UC Berkeley students and community members alike gathered in People’s Park on Friday to protest campus plans to build housing in the area, culminating in crowds of people tearing down fences and placing them on the steps of Sproul Hall.
The protest, which was planned by a loose network of organizers, was prompted by UC Berkeley’s decision to fence off certain areas of the park in order to retrieve soil samples for the planned construction.
Several people against this plan claim that People’s Park has invaluable environmental significance.
“People have the right to a free environment,” said former Berkeley mayoral candidate Aidan Hill, who helped organize the demonstration. “They have the right to clean air and space — especially children. It’s the last open green space in the Southside neighborhood and close to the university.”
Protestors also noted that People’s Park is a historical symbol for free speech that should be preserved. According to Oakland resident and housing activist Dayton Andrews, the park played a major role in the anti-Vietnam War effort in the 1960s.
Along with Andrews, a series of speakers addressed the crowd for about an hour before the protestors rallied to tear down the fences, a development that was largely impromptu, according to campus sophomore Celeste Rodriguez, who helped organize the protest.
The crowd, which consisted of approximately 150 people, began moving toward Sproul Hall with fences in hand, blocking traffic on Haste Street and Telegraph Avenue. The fences were left on the steps of Sproul Hall with a banner that read “Students for People’s Park” draped across.
According to Andrews, UC Berkeley has attempted to develop on this land before, pushing students and community members to resist construction. This came to a head when the National Guard was called in to suppress the protestors on “Bloody Thursday” in 1969.
“People’s Park is the site of incredible state violence, and it has a legacy of police repression,” said campus doctoral student Coleman Rainey, who provided food at the demonstration. “Many students have been injured by police action over the 50-year struggle to maintain the park, so it’s really a symbol of anti-imperial, decolonial and anti-capitalist organizing.”
UC Berkeley Capital Strategies spokesperson Kyle Gibson said in an email that campus is “committed” to following through with plans of development. The housing project will be presented to the UC Board of Regents in the summer, and, if approved, construction will begin in 2022.
Gibson added that UC Berkeley is planning to provide housing not only for students but for homeless individuals as well. A “significant” portion of the park will also be preserved for open space purposes.

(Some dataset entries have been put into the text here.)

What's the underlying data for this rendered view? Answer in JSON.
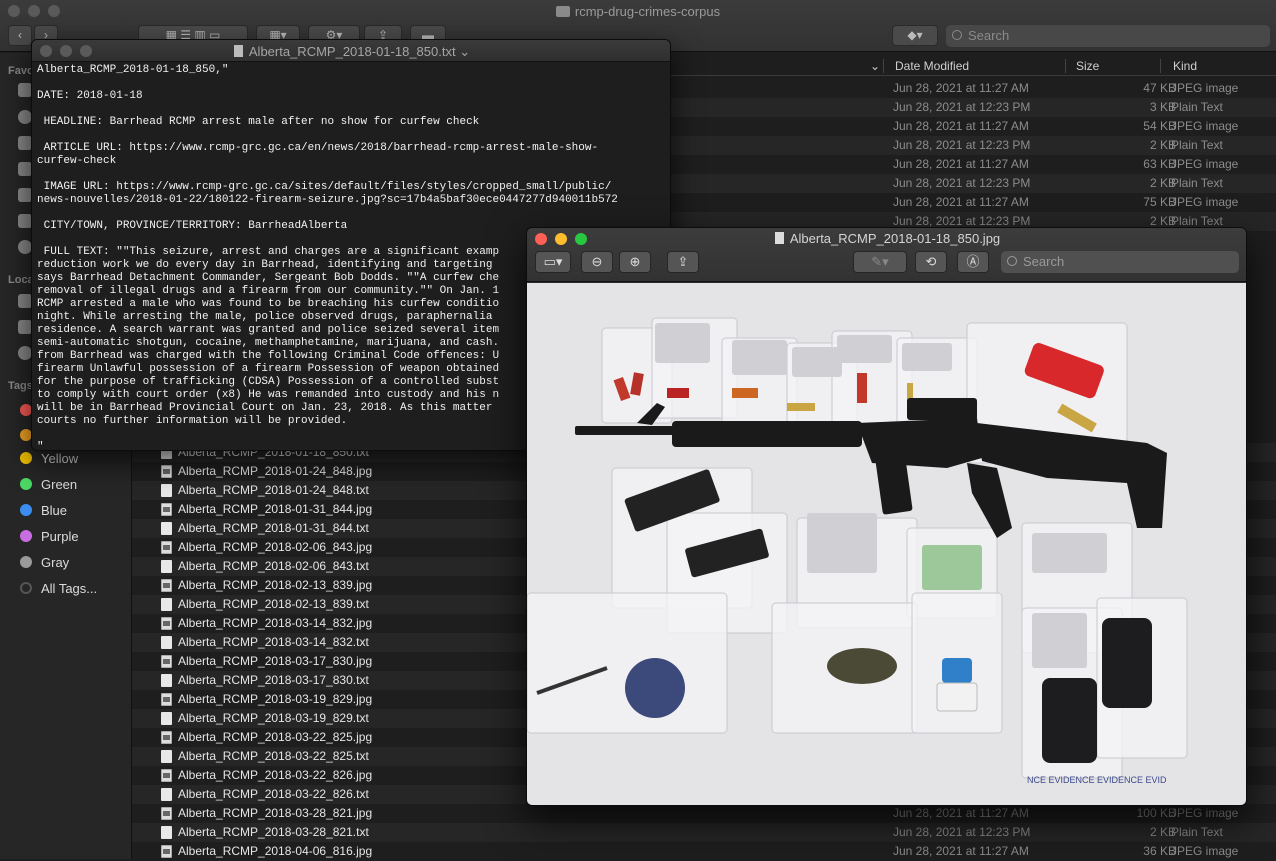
{
  "finder": {
    "title": "rcmp-drug-crimes-corpus",
    "search_placeholder": "Search",
    "sidebar": {
      "favorites_label": "Favo",
      "locations_label": "Loca",
      "tags_label": "Tags",
      "tags": [
        {
          "label": "Yellow",
          "color": "#f5c400"
        },
        {
          "label": "Green",
          "color": "#4cd964"
        },
        {
          "label": "Blue",
          "color": "#3b8ef0"
        },
        {
          "label": "Purple",
          "color": "#c86ee0"
        },
        {
          "label": "Gray",
          "color": "#9a9a9a"
        },
        {
          "label": "All Tags...",
          "color": "#555555"
        }
      ]
    },
    "columns": {
      "date_modified": "Date Modified",
      "size": "Size",
      "kind": "Kind"
    },
    "rows_top": [
      {
        "date": "Jun 28, 2021 at 11:27 AM",
        "size": "47 KB",
        "kind": "JPEG image"
      },
      {
        "date": "Jun 28, 2021 at 12:23 PM",
        "size": "3 KB",
        "kind": "Plain Text"
      },
      {
        "date": "Jun 28, 2021 at 11:27 AM",
        "size": "54 KB",
        "kind": "JPEG image"
      },
      {
        "date": "Jun 28, 2021 at 12:23 PM",
        "size": "2 KB",
        "kind": "Plain Text"
      },
      {
        "date": "Jun 28, 2021 at 11:27 AM",
        "size": "63 KB",
        "kind": "JPEG image"
      },
      {
        "date": "Jun 28, 2021 at 12:23 PM",
        "size": "2 KB",
        "kind": "Plain Text"
      },
      {
        "date": "Jun 28, 2021 at 11:27 AM",
        "size": "75 KB",
        "kind": "JPEG image"
      },
      {
        "date": "Jun 28, 2021 at 12:23 PM",
        "size": "2 KB",
        "kind": "Plain Text"
      }
    ],
    "rows_bottom": [
      {
        "name": "Alberta_RCMP_2018-01-18_850.txt",
        "type": "txt",
        "date": "",
        "size": "",
        "kind": ""
      },
      {
        "name": "Alberta_RCMP_2018-01-24_848.jpg",
        "type": "jpg",
        "date": "",
        "size": "",
        "kind": ""
      },
      {
        "name": "Alberta_RCMP_2018-01-24_848.txt",
        "type": "txt",
        "date": "",
        "size": "",
        "kind": ""
      },
      {
        "name": "Alberta_RCMP_2018-01-31_844.jpg",
        "type": "jpg",
        "date": "",
        "size": "",
        "kind": ""
      },
      {
        "name": "Alberta_RCMP_2018-01-31_844.txt",
        "type": "txt",
        "date": "",
        "size": "",
        "kind": ""
      },
      {
        "name": "Alberta_RCMP_2018-02-06_843.jpg",
        "type": "jpg",
        "date": "",
        "size": "",
        "kind": ""
      },
      {
        "name": "Alberta_RCMP_2018-02-06_843.txt",
        "type": "txt",
        "date": "",
        "size": "",
        "kind": ""
      },
      {
        "name": "Alberta_RCMP_2018-02-13_839.jpg",
        "type": "jpg",
        "date": "",
        "size": "",
        "kind": ""
      },
      {
        "name": "Alberta_RCMP_2018-02-13_839.txt",
        "type": "txt",
        "date": "",
        "size": "",
        "kind": ""
      },
      {
        "name": "Alberta_RCMP_2018-03-14_832.jpg",
        "type": "jpg",
        "date": "",
        "size": "",
        "kind": ""
      },
      {
        "name": "Alberta_RCMP_2018-03-14_832.txt",
        "type": "txt",
        "date": "",
        "size": "",
        "kind": ""
      },
      {
        "name": "Alberta_RCMP_2018-03-17_830.jpg",
        "type": "jpg",
        "date": "",
        "size": "",
        "kind": ""
      },
      {
        "name": "Alberta_RCMP_2018-03-17_830.txt",
        "type": "txt",
        "date": "",
        "size": "",
        "kind": ""
      },
      {
        "name": "Alberta_RCMP_2018-03-19_829.jpg",
        "type": "jpg",
        "date": "",
        "size": "",
        "kind": ""
      },
      {
        "name": "Alberta_RCMP_2018-03-19_829.txt",
        "type": "txt",
        "date": "",
        "size": "",
        "kind": ""
      },
      {
        "name": "Alberta_RCMP_2018-03-22_825.jpg",
        "type": "jpg",
        "date": "",
        "size": "",
        "kind": ""
      },
      {
        "name": "Alberta_RCMP_2018-03-22_825.txt",
        "type": "txt",
        "date": "",
        "size": "",
        "kind": ""
      },
      {
        "name": "Alberta_RCMP_2018-03-22_826.jpg",
        "type": "jpg",
        "date": "",
        "size": "",
        "kind": ""
      },
      {
        "name": "Alberta_RCMP_2018-03-22_826.txt",
        "type": "txt",
        "date": "",
        "size": "",
        "kind": ""
      },
      {
        "name": "Alberta_RCMP_2018-03-28_821.jpg",
        "type": "jpg",
        "date": "Jun 28, 2021 at 11:27 AM",
        "size": "100 KB",
        "kind": "JPEG image"
      },
      {
        "name": "Alberta_RCMP_2018-03-28_821.txt",
        "type": "txt",
        "date": "Jun 28, 2021 at 12:23 PM",
        "size": "2 KB",
        "kind": "Plain Text"
      },
      {
        "name": "Alberta_RCMP_2018-04-06_816.jpg",
        "type": "jpg",
        "date": "Jun 28, 2021 at 11:27 AM",
        "size": "36 KB",
        "kind": "JPEG image"
      }
    ]
  },
  "textedit": {
    "title": "Alberta_RCMP_2018-01-18_850.txt",
    "lines": [
      "Alberta_RCMP_2018-01-18_850,\"",
      "",
      "DATE: 2018-01-18",
      "",
      " HEADLINE: Barrhead RCMP arrest male after no show for curfew check",
      "",
      " ARTICLE URL: https://www.rcmp-grc.gc.ca/en/news/2018/barrhead-rcmp-arrest-male-show-",
      "curfew-check",
      "",
      " IMAGE URL: https://www.rcmp-grc.gc.ca/sites/default/files/styles/cropped_small/public/",
      "news-nouvelles/2018-01-22/180122-firearm-seizure.jpg?sc=17b4a5baf30ece0447277d940011b572",
      "",
      " CITY/TOWN, PROVINCE/TERRITORY: BarrheadAlberta",
      "",
      " FULL TEXT: \"\"This seizure, arrest and charges are a significant examp",
      "reduction work we do every day in Barrhead, identifying and targeting",
      "says Barrhead Detachment Commander, Sergeant Bob Dodds. \"\"A curfew che",
      "removal of illegal drugs and a firearm from our community.\"\" On Jan. 1",
      "RCMP arrested a male who was found to be breaching his curfew conditio",
      "night. While arresting the male, police observed drugs, paraphernalia",
      "residence. A search warrant was granted and police seized several item",
      "semi-automatic shotgun, cocaine, methamphetamine, marijuana, and cash.",
      "from Barrhead was charged with the following Criminal Code offences: U",
      "firearm Unlawful possession of a firearm Possession of weapon obtained",
      "for the purpose of trafficking (CDSA) Possession of a controlled subst",
      "to comply with court order (x8) He was remanded into custody and his n",
      "will be in Barrhead Provincial Court on Jan. 23, 2018. As this matter",
      "courts no further information will be provided.",
      "",
      "\""
    ]
  },
  "preview": {
    "title": "Alberta_RCMP_2018-01-18_850.jpg",
    "search_placeholder": "Search",
    "evidence_text": "NCE EVIDENCE EVIDENCE EVID"
  }
}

“While the university respects everyone’s right to express their opinions and views, we find today’s actions that physically removed temporary safety fencing that had been in place without incident for nearly two weeks at People’s Park, to be deeply unfortunate,” Gibson said in the email.
Once the protestors returned from Sproul Hall to the park, the crowd began to tear down any fences that were still left standing, proceeding to stack them in piles around the park with care in order to keep the sidewalks clear for people with disabilities.
Several people proceeded to damage campus equipment using knives and blunt objects while speakers made their final remarks atop a garbage dumpster.
“We will defend this place till the last drop of beer and the first drop of rain,” Hill said, referencing a poem by Julia Vinograd, while facing the crowd.